129(2011); http://dx.doi.org/10.1121/1.3531925View Description Hide Description

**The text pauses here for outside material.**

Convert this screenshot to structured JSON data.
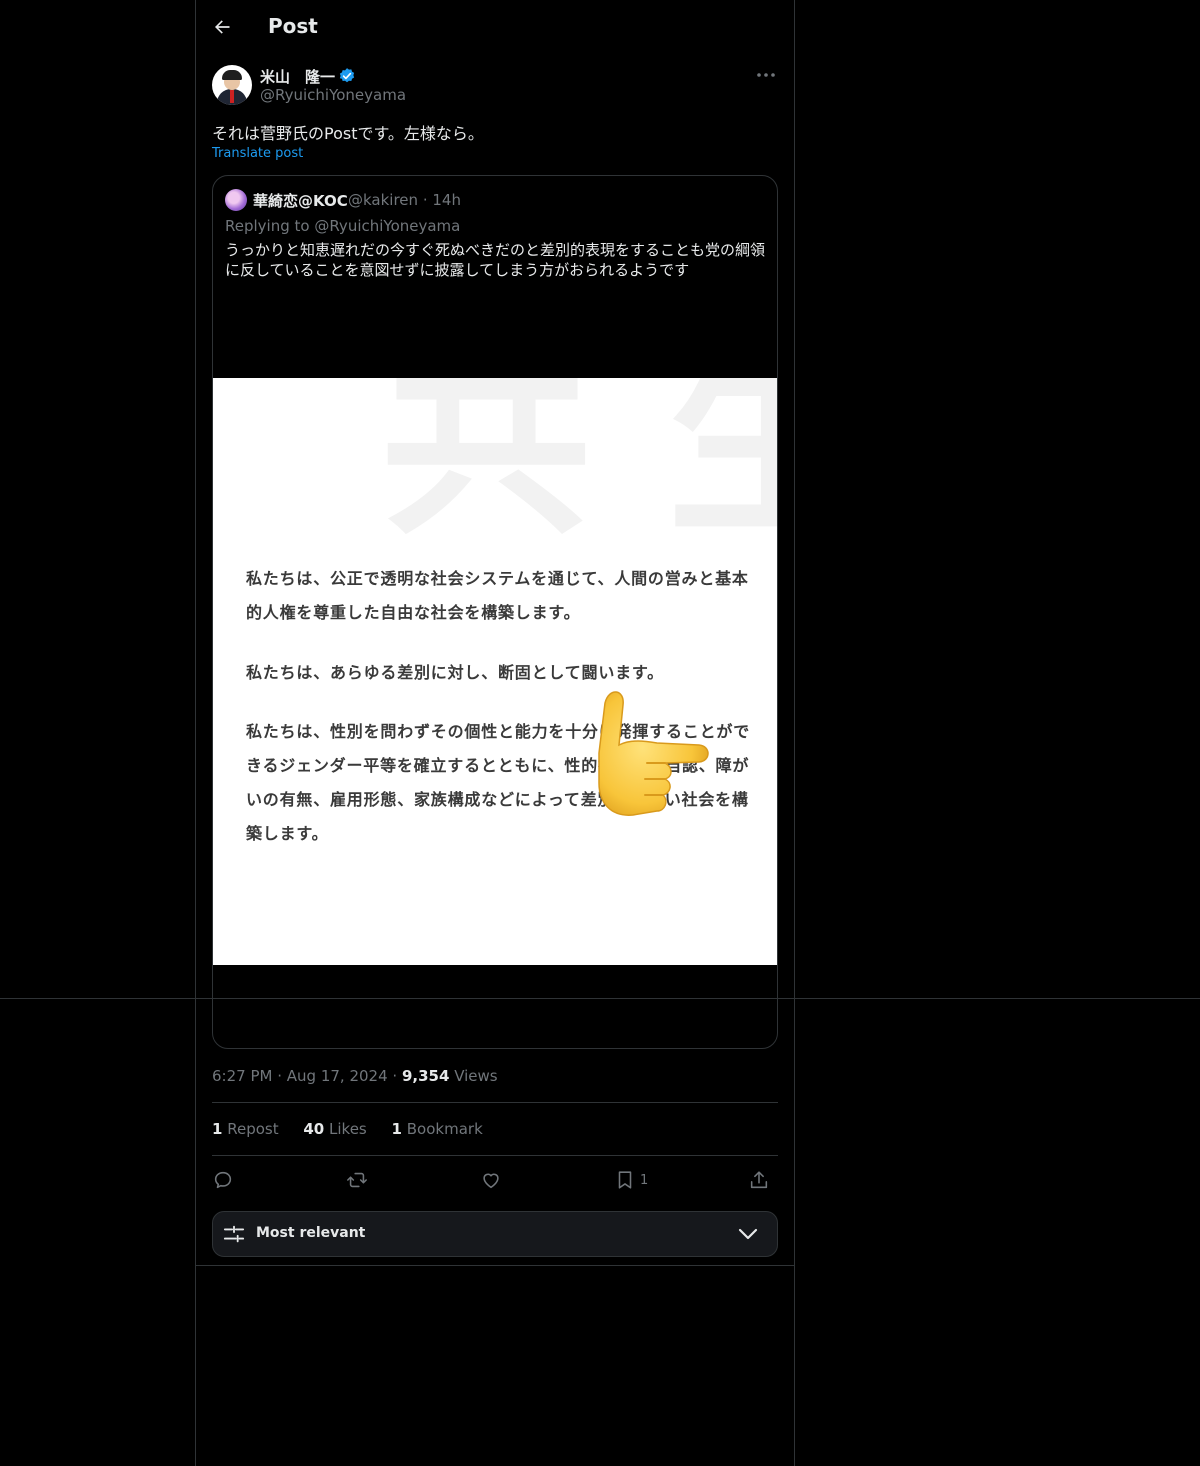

An analysis is developed linking the form of the sound field from a circular source to the radial structure of the source, without recourse to far-field or other approximations. It is found that the information radiated into the field is limited, with the limit fixed by the wavenumber of the source multiplied by the source radius (Helmholtz number). The acoustic field is found in terms of the elementary fields generated by a set of line sources whose form is given by Chebyshev polynomials of the second kind and whose amplitude is found to be given by weighted integrals of the radial source term. The analysis is developed for tonal sources, such as rotors, and for Helmholtz number less than two, for random disk sources. In this case, the analysis yields the cross-spectrum between two points in the acoustic field. The analysis is applied to the problems of tonal radiation, random source radiation as a model problem for jet noise, and to noise cancellation, as in active control of noise from rotors. It is found that the approach gives an accurate model for the radiation problem and explicitly identifies those parts of a source which radiate.